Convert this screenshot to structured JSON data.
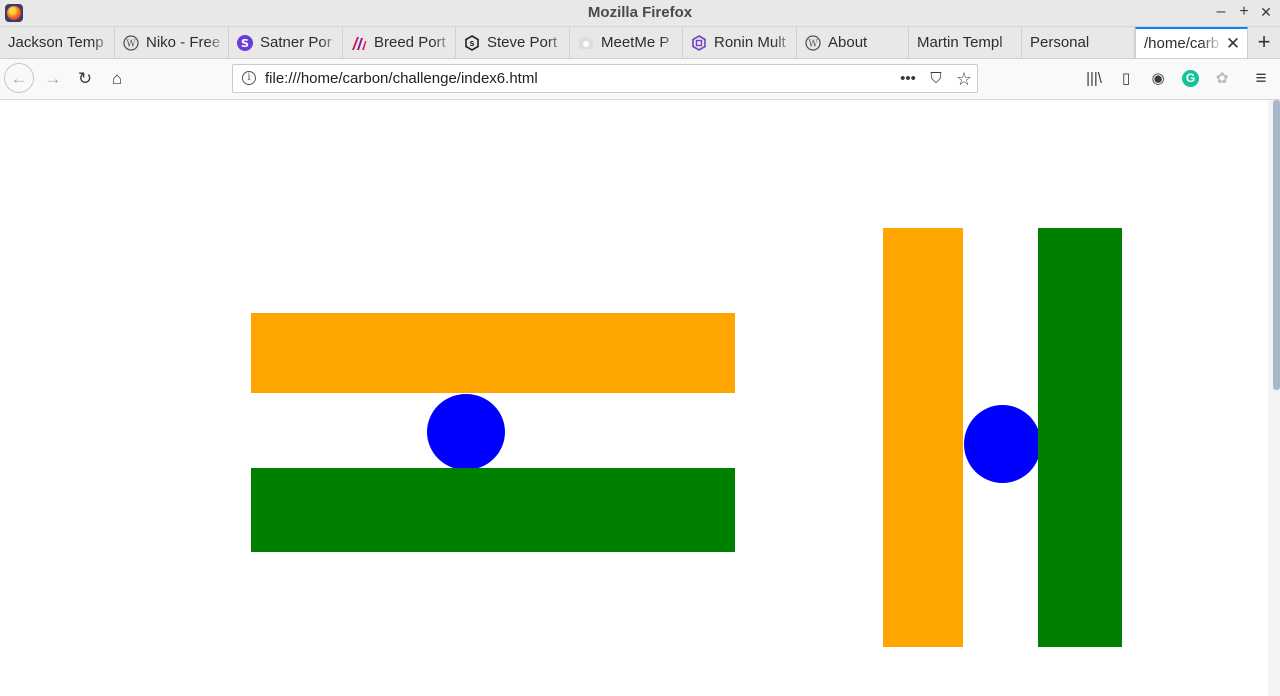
{
  "window": {
    "title": "Mozilla Firefox",
    "controls": {
      "minimize": "–",
      "maximize": "+",
      "close": "✕"
    }
  },
  "tabs": [
    {
      "label": "Jackson Temp",
      "favicon": "none",
      "active": false
    },
    {
      "label": "Niko - Free",
      "favicon": "wordpress-icon",
      "active": false
    },
    {
      "label": "Satner Por",
      "favicon": "satner-s-icon",
      "active": false
    },
    {
      "label": "Breed Port",
      "favicon": "breed-logo-icon",
      "active": false
    },
    {
      "label": "Steve Port",
      "favicon": "hexagon-icon",
      "active": false
    },
    {
      "label": "MeetMe P",
      "favicon": "camera-icon",
      "active": false
    },
    {
      "label": "Ronin Mult",
      "favicon": "bootstrap-icon",
      "active": false
    },
    {
      "label": "About",
      "favicon": "wordpress-icon",
      "active": false
    },
    {
      "label": "Martin Templ",
      "favicon": "none",
      "active": false
    },
    {
      "label": "Personal",
      "favicon": "none",
      "active": false
    },
    {
      "label": "/home/carb",
      "favicon": "none",
      "active": true
    }
  ],
  "new_tab": "+",
  "nav": {
    "back": "←",
    "forward": "→",
    "reload": "↻",
    "home": "⌂"
  },
  "urlbar": {
    "info": "i",
    "url": "file:///home/carbon/challenge/index6.html",
    "page_actions": "•••",
    "pocket": "⛉",
    "bookmark": "☆"
  },
  "toolbar": {
    "library": "|||\\",
    "sidebar": "▯",
    "extension1": "◉",
    "grammarly": "G",
    "extension2": "✿",
    "menu": "≡"
  },
  "colors": {
    "saffron": "#FFA500",
    "green": "#008000",
    "chakra": "#0000FF",
    "accent": "#0A84FF"
  }
}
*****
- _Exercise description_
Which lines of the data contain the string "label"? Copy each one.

- _Solution to this problem_
      "label": "Jackson Temp",
      "label": "Niko - Free",
      "label": "Satner Por",
      "label": "Breed Port",
      "label": "Steve Port",
      "label": "MeetMe P",
      "label": "Ronin Mult",
      "label": "About",
      "label": "Martin Templ",
      "label": "Personal",
      "label": "/home/carb",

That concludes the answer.